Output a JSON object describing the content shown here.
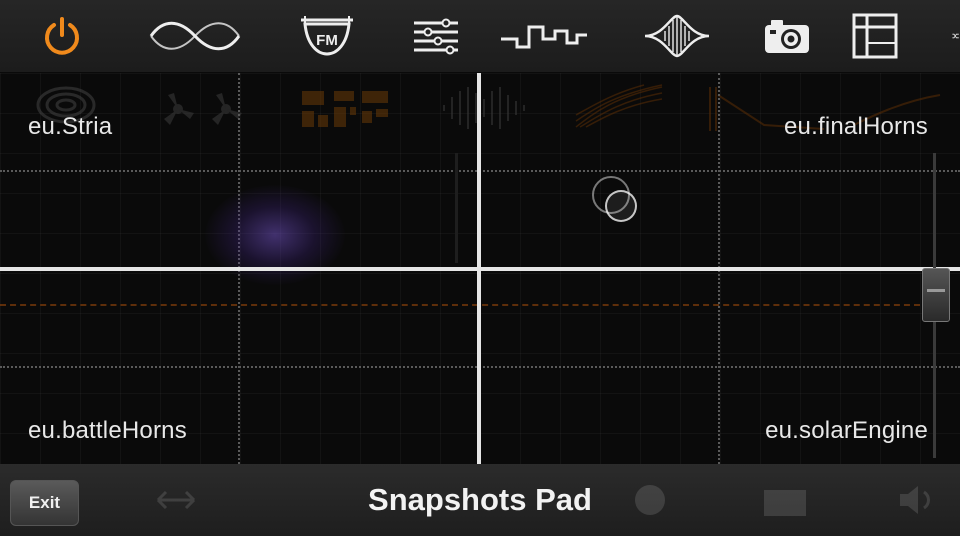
{
  "toolbar": {
    "icons": [
      {
        "name": "power-icon",
        "color": "#f08a1c"
      },
      {
        "name": "sine-wave-icon"
      },
      {
        "name": "fm-module-icon",
        "label": "FM"
      },
      {
        "name": "mixer-sliders-icon"
      },
      {
        "name": "square-wave-icon"
      },
      {
        "name": "waveform-envelope-icon"
      },
      {
        "name": "camera-icon"
      },
      {
        "name": "grid-layout-icon"
      },
      {
        "name": "shuffle-icon"
      }
    ]
  },
  "pad": {
    "corners": {
      "top_left": "eu.Stria",
      "top_right": "eu.finalHorns",
      "bottom_left": "eu.battleHorns",
      "bottom_right": "eu.solarEngine"
    },
    "colors": {
      "accent": "#f08a1c",
      "axis": "#e6e6e6",
      "glow": "#6e50be"
    }
  },
  "bottom_bar": {
    "exit_label": "Exit",
    "title": "Snapshots Pad"
  }
}
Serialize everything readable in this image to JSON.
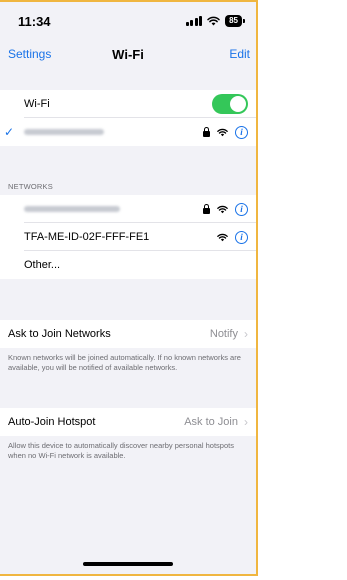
{
  "status_bar": {
    "time": "11:34",
    "battery": "85"
  },
  "nav": {
    "back_label": "Settings",
    "title": "Wi-Fi",
    "edit_label": "Edit"
  },
  "wifi_group": {
    "wifi_label": "Wi-Fi",
    "wifi_enabled": true,
    "connected_network_name_redacted": true
  },
  "networks_section": {
    "header": "NETWORKS",
    "items": [
      {
        "name_redacted": true,
        "locked": true,
        "label": ""
      },
      {
        "label": "TFA-ME-ID-02F-FFF-FE1",
        "locked": false
      },
      {
        "label": "Other..."
      }
    ]
  },
  "ask_to_join": {
    "label": "Ask to Join Networks",
    "value": "Notify",
    "footnote": "Known networks will be joined automatically. If no known networks are available, you will be notified of available networks."
  },
  "auto_join_hotspot": {
    "label": "Auto-Join Hotspot",
    "value": "Ask to Join",
    "footnote": "Allow this device to automatically discover nearby personal hotspots when no Wi-Fi network is available."
  },
  "colors": {
    "accent": "#1a73e8",
    "toggle_on": "#34c759",
    "background": "#f2f2f7",
    "frame_border": "#f0b640"
  }
}
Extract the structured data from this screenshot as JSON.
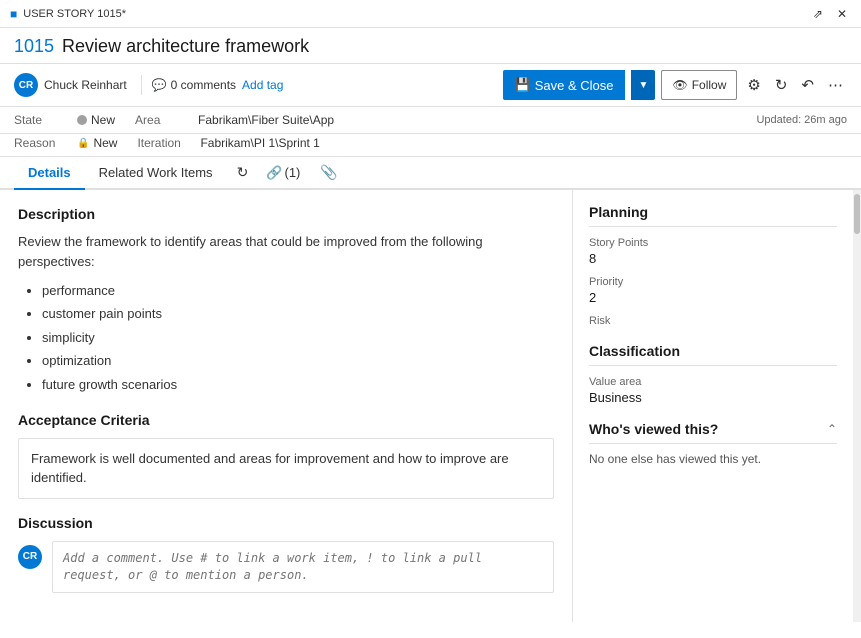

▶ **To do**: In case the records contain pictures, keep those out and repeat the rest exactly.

▶ **Response**:
Output a JSON object describing the content shown here.
{
  "toolbar": {
    "icons": [
      {
        "name": "power-icon",
        "color": "#f08a1c"
      },
      {
        "name": "sine-wave-icon"
      },
      {
        "name": "fm-module-icon",
        "label": "FM"
      },
      {
        "name": "mixer-sliders-icon"
      },
      {
        "name": "square-wave-icon"
      },
      {
        "name": "waveform-envelope-icon"
      },
      {
        "name": "camera-icon"
      },
      {
        "name": "grid-layout-icon"
      },
      {
        "name": "shuffle-icon"
      }
    ]
  },
  "pad": {
    "corners": {
      "top_left": "eu.Stria",
      "top_right": "eu.finalHorns",
      "bottom_left": "eu.battleHorns",
      "bottom_right": "eu.solarEngine"
    },
    "colors": {
      "accent": "#f08a1c",
      "axis": "#e6e6e6",
      "glow": "#6e50be"
    }
  },
  "bottom_bar": {
    "exit_label": "Exit",
    "title": "Snapshots Pad"
  }
}
Serialize everything readable in this image to JSON.
{
  "status_bar": {
    "time": "11:34",
    "battery": "85"
  },
  "nav": {
    "back_label": "Settings",
    "title": "Wi-Fi",
    "edit_label": "Edit"
  },
  "wifi_group": {
    "wifi_label": "Wi-Fi",
    "wifi_enabled": true,
    "connected_network_name_redacted": true
  },
  "networks_section": {
    "header": "NETWORKS",
    "items": [
      {
        "name_redacted": true,
        "locked": true,
        "label": ""
      },
      {
        "label": "TFA-ME-ID-02F-FFF-FE1",
        "locked": false
      },
      {
        "label": "Other..."
      }
    ]
  },
  "ask_to_join": {
    "label": "Ask to Join Networks",
    "value": "Notify",
    "footnote": "Known networks will be joined automatically. If no known networks are available, you will be notified of available networks."
  },
  "auto_join_hotspot": {
    "label": "Auto-Join Hotspot",
    "value": "Ask to Join",
    "footnote": "Allow this device to automatically discover nearby personal hotspots when no Wi-Fi network is available."
  },
  "colors": {
    "accent": "#1a73e8",
    "toggle_on": "#34c759",
    "background": "#f2f2f7",
    "frame_border": "#f0b640"
  }
}
Extract the structured data from this screenshot as JSON.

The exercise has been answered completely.